Quantitative Assessment of Pollutants on Urban Areas with a Combination of Chemical and Image Processing Methods. (REGEN II)
In German cities and counties most of the rainwater roof run-off, together with wastewater from households and small industries, is transferred to sewage treatment plants (STPs). Thus, a much larger volume of water has to be processed at STPs during rainfall. In order to maintain proper working conditions the excess wastewater has to be stored in modified sewer systems or in stormwater overflow tanks. Instead of storing large volumes of water, it is more economic to infiltrate the rainwater run-off into the soil. This alternative can also be favorable from an ecological point of view because the run-off water can be used for the replenishment of groundwater resources.

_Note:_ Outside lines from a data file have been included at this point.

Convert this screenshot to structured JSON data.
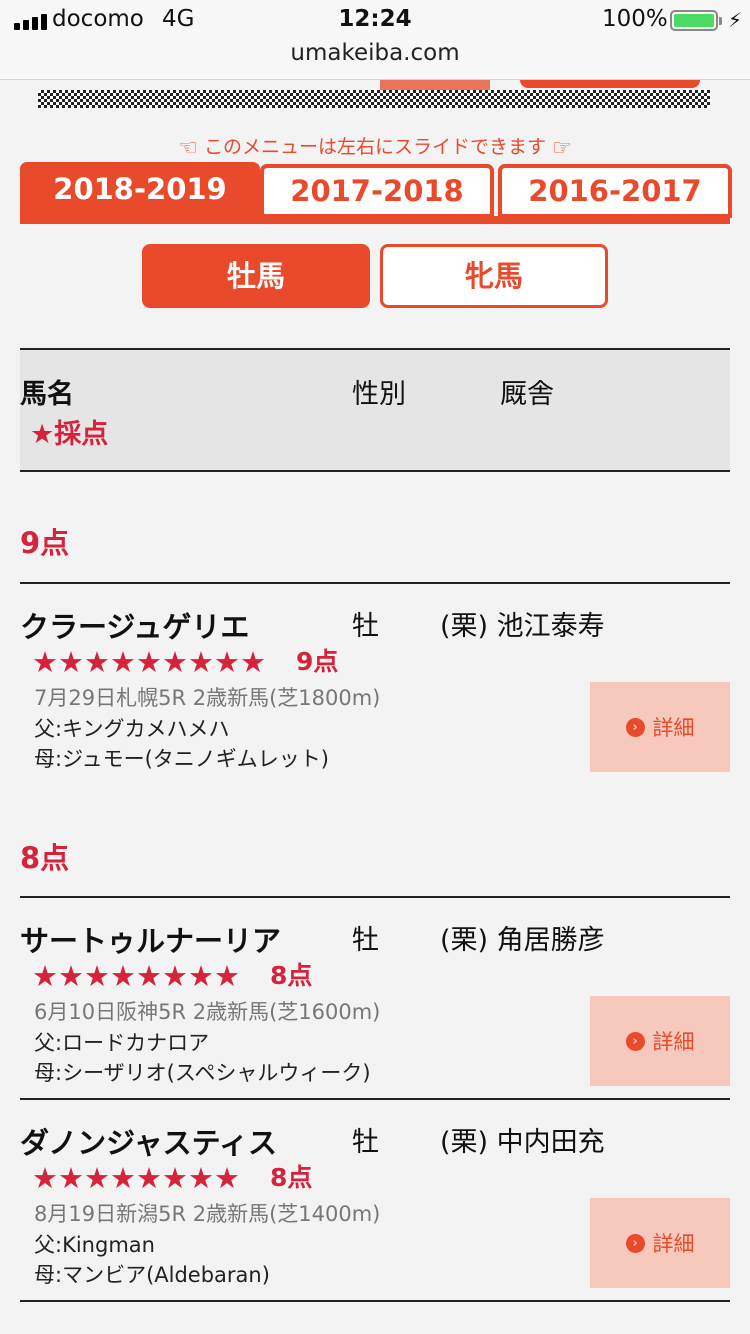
{
  "status_bar": {
    "carrier": "docomo",
    "network": "4G",
    "time": "12:24",
    "battery": "100%",
    "url": "umakeiba.com"
  },
  "slide_hint": "このメニューは左右にスライドできます",
  "year_tabs": [
    "2018-2019",
    "2017-2018",
    "2016-2017"
  ],
  "gender_tabs": {
    "colt": "牡馬",
    "filly": "牝馬"
  },
  "table_header": {
    "name": "馬名",
    "sex": "性別",
    "stable": "厩舎",
    "score": "★採点"
  },
  "groups": [
    {
      "label": "9点"
    },
    {
      "label": "8点"
    }
  ],
  "horses": [
    {
      "name": "クラージュゲリエ",
      "sex": "牡",
      "stable": "(栗) 池江泰寿",
      "stars": "★★★★★★★★★",
      "score": "9点",
      "race": "7月29日札幌5R 2歳新馬(芝1800m)",
      "sire": "父:キングカメハメハ",
      "dam": "母:ジュモー(タニノギムレット)",
      "detail": "詳細"
    },
    {
      "name": "サートゥルナーリア",
      "sex": "牡",
      "stable": "(栗) 角居勝彦",
      "stars": "★★★★★★★★",
      "score": "8点",
      "race": "6月10日阪神5R 2歳新馬(芝1600m)",
      "sire": "父:ロードカナロア",
      "dam": "母:シーザリオ(スペシャルウィーク)",
      "detail": "詳細"
    },
    {
      "name": "ダノンジャスティス",
      "sex": "牡",
      "stable": "(栗) 中内田充",
      "stars": "★★★★★★★★",
      "score": "8点",
      "race": "8月19日新潟5R 2歳新馬(芝1400m)",
      "sire": "父:Kingman",
      "dam": "母:マンビア(Aldebaran)",
      "detail": "詳細"
    }
  ],
  "colors": {
    "accent": "#e84a2b",
    "score_red": "#d5233b",
    "detail_bg": "#f7c8bc"
  }
}
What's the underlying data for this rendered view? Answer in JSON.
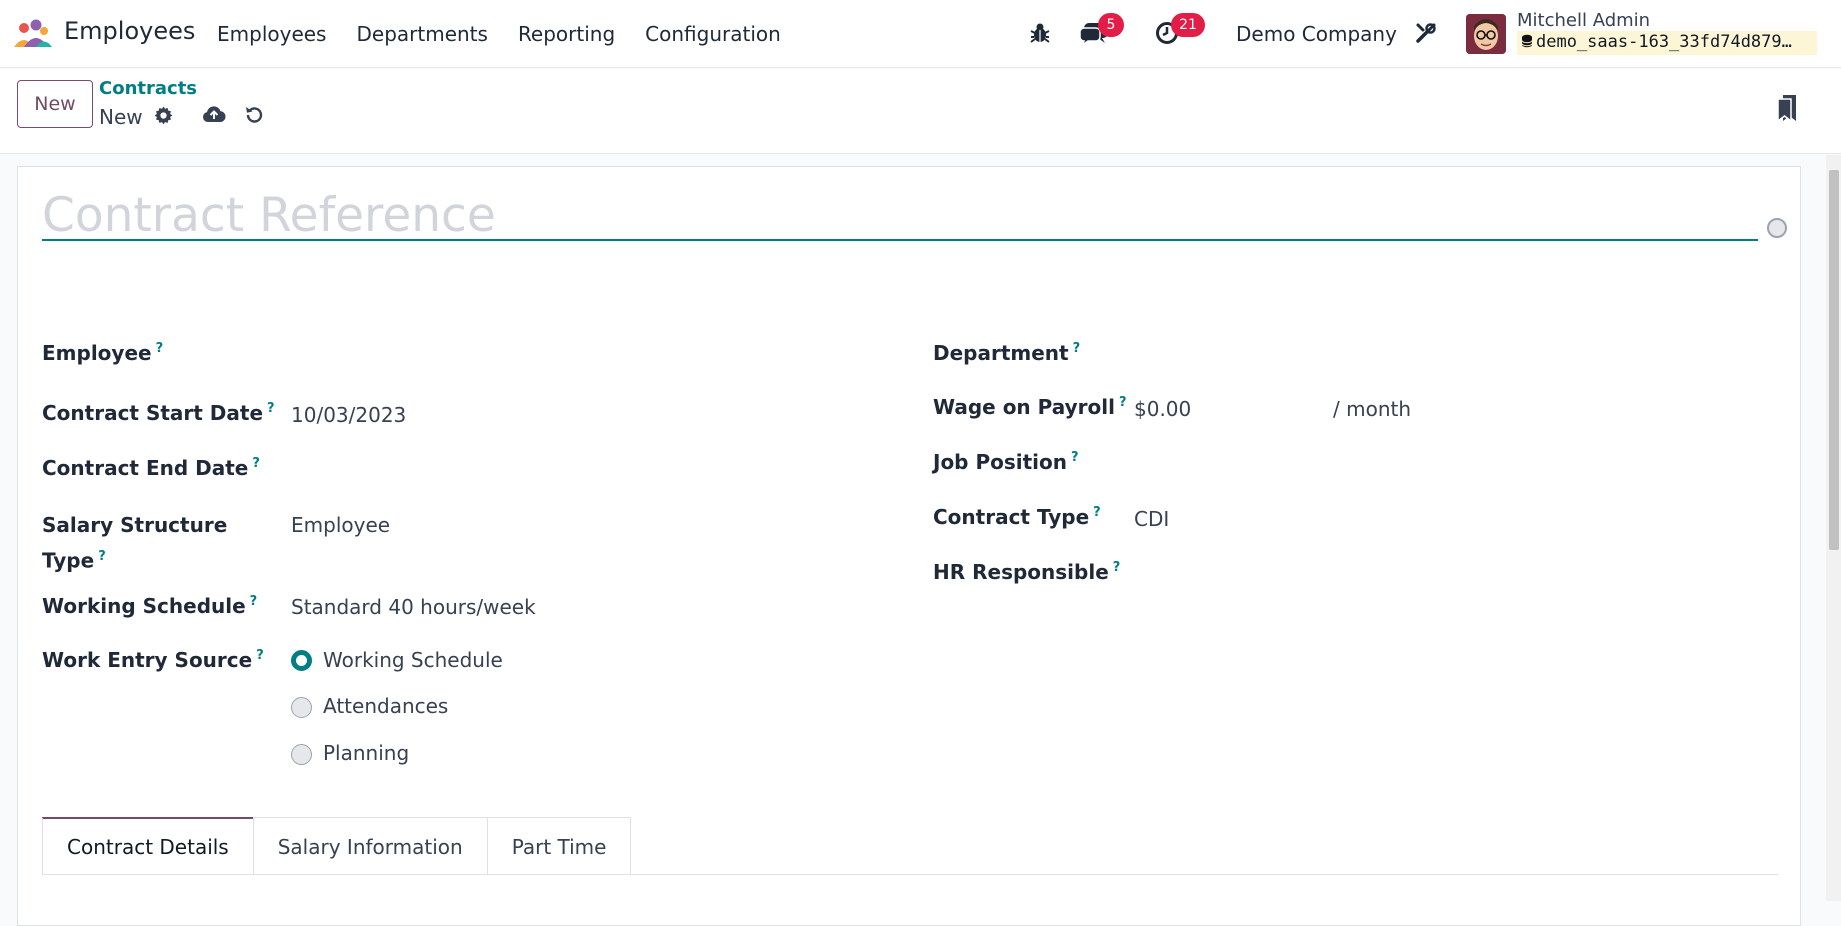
{
  "navbar": {
    "app_name": "Employees",
    "menu": [
      "Employees",
      "Departments",
      "Reporting",
      "Configuration"
    ],
    "messages_count": "5",
    "activities_count": "21",
    "company": "Demo Company",
    "user_name": "Mitchell Admin",
    "db_name": "demo_saas-163_33fd74d879…"
  },
  "control": {
    "new_label": "New",
    "breadcrumb": "Contracts",
    "record_name": "New"
  },
  "form": {
    "reference_placeholder": "Contract Reference",
    "left": {
      "employee_label": "Employee",
      "start_date_label": "Contract Start Date",
      "start_date_value": "10/03/2023",
      "end_date_label": "Contract End Date",
      "salary_type_label_1": "Salary Structure",
      "salary_type_label_2": "Type",
      "salary_type_value": "Employee",
      "schedule_label": "Working Schedule",
      "schedule_value": "Standard 40 hours/week",
      "work_entry_label": "Work Entry Source",
      "work_entry_options": [
        "Working Schedule",
        "Attendances",
        "Planning"
      ],
      "work_entry_selected": "Working Schedule"
    },
    "right": {
      "department_label": "Department",
      "wage_label": "Wage on Payroll",
      "wage_value": "$0.00",
      "wage_unit": "/ month",
      "job_label": "Job Position",
      "contract_type_label": "Contract Type",
      "contract_type_value": "CDI",
      "hr_label": "HR Responsible"
    },
    "help_mark": "?",
    "tabs": [
      "Contract Details",
      "Salary Information",
      "Part Time"
    ]
  },
  "colors": {
    "brand": "#714b67",
    "accent": "#017e84",
    "badge": "#e11d48"
  }
}
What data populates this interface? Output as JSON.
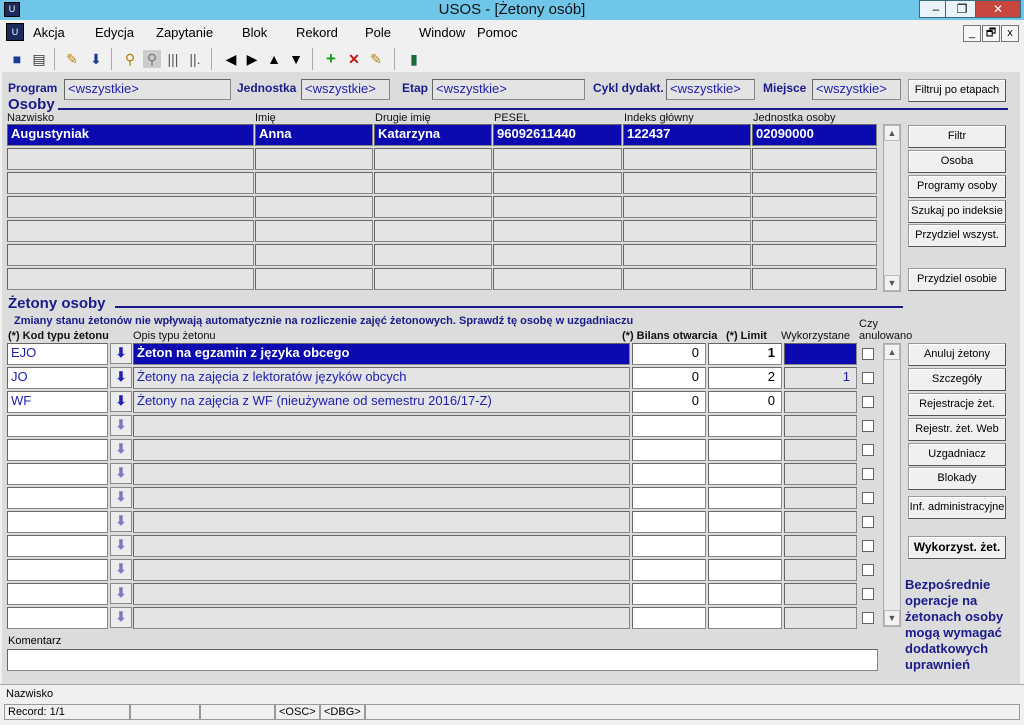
{
  "window": {
    "title": "USOS - [Żetony osób]",
    "app_icon": "app-icon",
    "minimize": "–",
    "maximize": "❐",
    "close": "✕"
  },
  "menu": {
    "items": [
      "Akcja",
      "Edycja",
      "Zapytanie",
      "Blok",
      "Rekord",
      "Pole",
      "Window",
      "Pomoc"
    ],
    "mdi": [
      "_",
      "🗗",
      "x"
    ]
  },
  "filters": {
    "program_label": "Program",
    "program_value": "<wszystkie>",
    "jednostka_label": "Jednostka",
    "jednostka_value": "<wszystkie>",
    "etap_label": "Etap",
    "etap_value": "<wszystkie>",
    "cykl_label": "Cykl dydakt.",
    "cykl_value": "<wszystkie>",
    "miejsce_label": "Miejsce",
    "miejsce_value": "<wszystkie>",
    "filter_button": "Filtruj po etapach"
  },
  "osoby": {
    "title": "Osoby",
    "columns": [
      "Nazwisko",
      "Imię",
      "Drugie imię",
      "PESEL",
      "Indeks główny",
      "Jednostka osoby"
    ],
    "rows": [
      [
        "Augustyniak",
        "Anna",
        "Katarzyna",
        "96092611440",
        "122437",
        "02090000"
      ]
    ],
    "buttons": [
      "Filtr",
      "Osoba",
      "Programy osoby",
      "Szukaj po indeksie",
      "Przydziel wszyst.",
      "Przydziel osobie"
    ]
  },
  "zetony": {
    "title": "Żetony osoby",
    "warning": "Zmiany stanu żetonów nie wpływają automatycznie na rozliczenie zajęć żetonowych. Sprawdź tę osobę w uzgadniaczu",
    "col_kod": "(*) Kod typu żetonu",
    "col_opis": "Opis typu żetonu",
    "col_bilans": "(*) Bilans otwarcia",
    "col_limit": "(*) Limit",
    "col_wyk": "Wykorzystane",
    "col_czy1": "Czy",
    "col_czy2": "anulowano",
    "rows": [
      {
        "kod": "EJO",
        "opis": "Żeton na egzamin z języka obcego",
        "bilans": "0",
        "limit": "1",
        "wyk": ""
      },
      {
        "kod": "JO",
        "opis": "Żetony na zajęcia z lektoratów języków obcych",
        "bilans": "0",
        "limit": "2",
        "wyk": "1"
      },
      {
        "kod": "WF",
        "opis": "Żetony na zajęcia z WF (nieużywane od semestru 2016/17-Z)",
        "bilans": "0",
        "limit": "0",
        "wyk": ""
      }
    ],
    "buttons": [
      "Anuluj żetony",
      "Szczegóły",
      "Rejestracje żet.",
      "Rejestr. żet. Web",
      "Uzgadniacz",
      "Blokady",
      "Inf. administracyjne"
    ],
    "wykorzyst_button": "Wykorzyst. żet.",
    "note": [
      "Bezpośrednie",
      "operacje na",
      "żetonach osoby",
      "mogą wymagać",
      "dodatkowych",
      "uprawnień"
    ]
  },
  "komentarz": {
    "label": "Komentarz",
    "value": ""
  },
  "status": {
    "field": "Nazwisko",
    "record": "Record: 1/1",
    "osc": "<OSC>",
    "dbg": "<DBG>"
  }
}
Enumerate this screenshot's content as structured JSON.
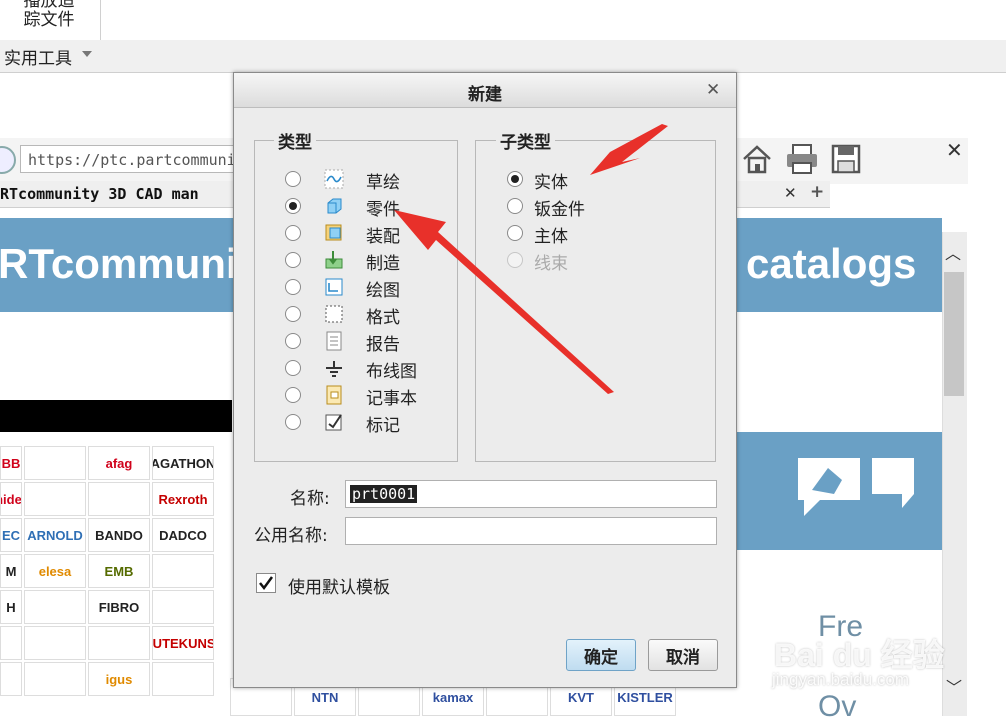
{
  "ribbon": {
    "playback_label_1": "播放追",
    "playback_label_2": "踪文件",
    "tools_menu": "实用工具"
  },
  "browser": {
    "url": "https://ptc.partcommuni",
    "tab_title": "RTcommunity 3D CAD man",
    "banner_left": "RTcommuni",
    "banner_right": "catalogs",
    "free_text": "Fre",
    "ov_text": "Ov",
    "logos": [
      "BB",
      "",
      "afag",
      "AGATHON",
      "nider",
      "",
      "",
      "Rexroth",
      "EC",
      "ARNOLD",
      "BANDO",
      "DADCO",
      "M",
      "elesa",
      "EMB",
      "",
      "H",
      "",
      "FIBRO",
      "",
      "",
      "",
      "",
      "GUTEKUNST",
      "",
      "",
      "igus",
      ""
    ],
    "logos_bottom": [
      "",
      "NTN",
      "",
      "kamax",
      "",
      "KVT",
      "KISTLER"
    ]
  },
  "dialog": {
    "title": "新建",
    "type_group_title": "类型",
    "subtype_group_title": "子类型",
    "types": [
      {
        "label": "草绘",
        "icon": "sketch-icon",
        "selected": false
      },
      {
        "label": "零件",
        "icon": "part-icon",
        "selected": true
      },
      {
        "label": "装配",
        "icon": "assembly-icon",
        "selected": false
      },
      {
        "label": "制造",
        "icon": "manufacturing-icon",
        "selected": false
      },
      {
        "label": "绘图",
        "icon": "drawing-icon",
        "selected": false
      },
      {
        "label": "格式",
        "icon": "format-icon",
        "selected": false
      },
      {
        "label": "报告",
        "icon": "report-icon",
        "selected": false
      },
      {
        "label": "布线图",
        "icon": "diagram-icon",
        "selected": false
      },
      {
        "label": "记事本",
        "icon": "notebook-icon",
        "selected": false
      },
      {
        "label": "标记",
        "icon": "markup-icon",
        "selected": false
      }
    ],
    "subtypes": [
      {
        "label": "实体",
        "selected": true,
        "disabled": false
      },
      {
        "label": "钣金件",
        "selected": false,
        "disabled": false
      },
      {
        "label": "主体",
        "selected": false,
        "disabled": false
      },
      {
        "label": "线束",
        "selected": false,
        "disabled": true
      }
    ],
    "name_label": "名称:",
    "name_value": "prt0001",
    "common_name_label": "公用名称:",
    "common_name_value": "",
    "use_default_template_label": "使用默认模板",
    "use_default_template_checked": true,
    "ok_label": "确定",
    "cancel_label": "取消"
  },
  "watermark": {
    "main": "Bai du 经验",
    "sub": "jingyan.baidu.com"
  },
  "colors": {
    "banner": "#6aa0c5",
    "arrow": "#e8302a",
    "ok_button": "#bfdcf0"
  }
}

Due to increasing road traffic and other sources of immission, however, rainwater nowadays is often contaminated with pollutants. Seepage of rainwater could therefore lead to a contamination of soil and groundwater. One question related to this problem is whether roof areas act as a sink or as a source for pollutants. This will likely depend on the type of roof material as well as on other factors and is being investigated in the project “Quantitative assessment of pollutants on urban areas with a combination of chemical and image processing methods”. This project is being funded by the Ministerium für Wissenschaft, Forschung und Kunst Baden-Württemberg and started in August 2003.
The incomplete combustion of fossil fuels results in the formation of pollutants such as Polycyclic Aromatic Hydrocarbons (PAHs). Some PAHs are known to be carcinogenic compounds. PAHs can be transferred from the gas phase (atmosphere) to the liquid phase (rainwater) either through dissolution of gaseous PAHs or through suspension of PAH-loaded particles in rainwater. One aim of this project therefore is to determine PAH concentrations in run-off waters from different roof materials (e.g. clay, concrete, bitumen, zinc, copper) as a function of season and rain intensity. Furthermore, the input of metals into rainwater run-offs will be monitored simultaneously.
Findings of the experiments with model roofs will be compared to results from real roof areas. Using laserscanning and hyperspectral methods, roof areas and materials will be determined for a selected larger urban area. This work will be carried out by the working group of Prof. Hans-Peter Bähr, Institut für Photogrammetrie und Fernerkundung (IPF)/ Universität Karlsruhe (TH) who is our associated partner in this project. Based on remote sensing and chemical analysis data, an extrapolation will be conducted to quantify the input of PAHs and metals from larger urban areas into rainwater. Contact at the IPF: Dipl.-Ing. D. Lemp (lemp) and Dr.-Ing. U. Weidner ( ∂ ipf uni-karlsruhe deweidner). ∂ ipf uni-karlsruhe de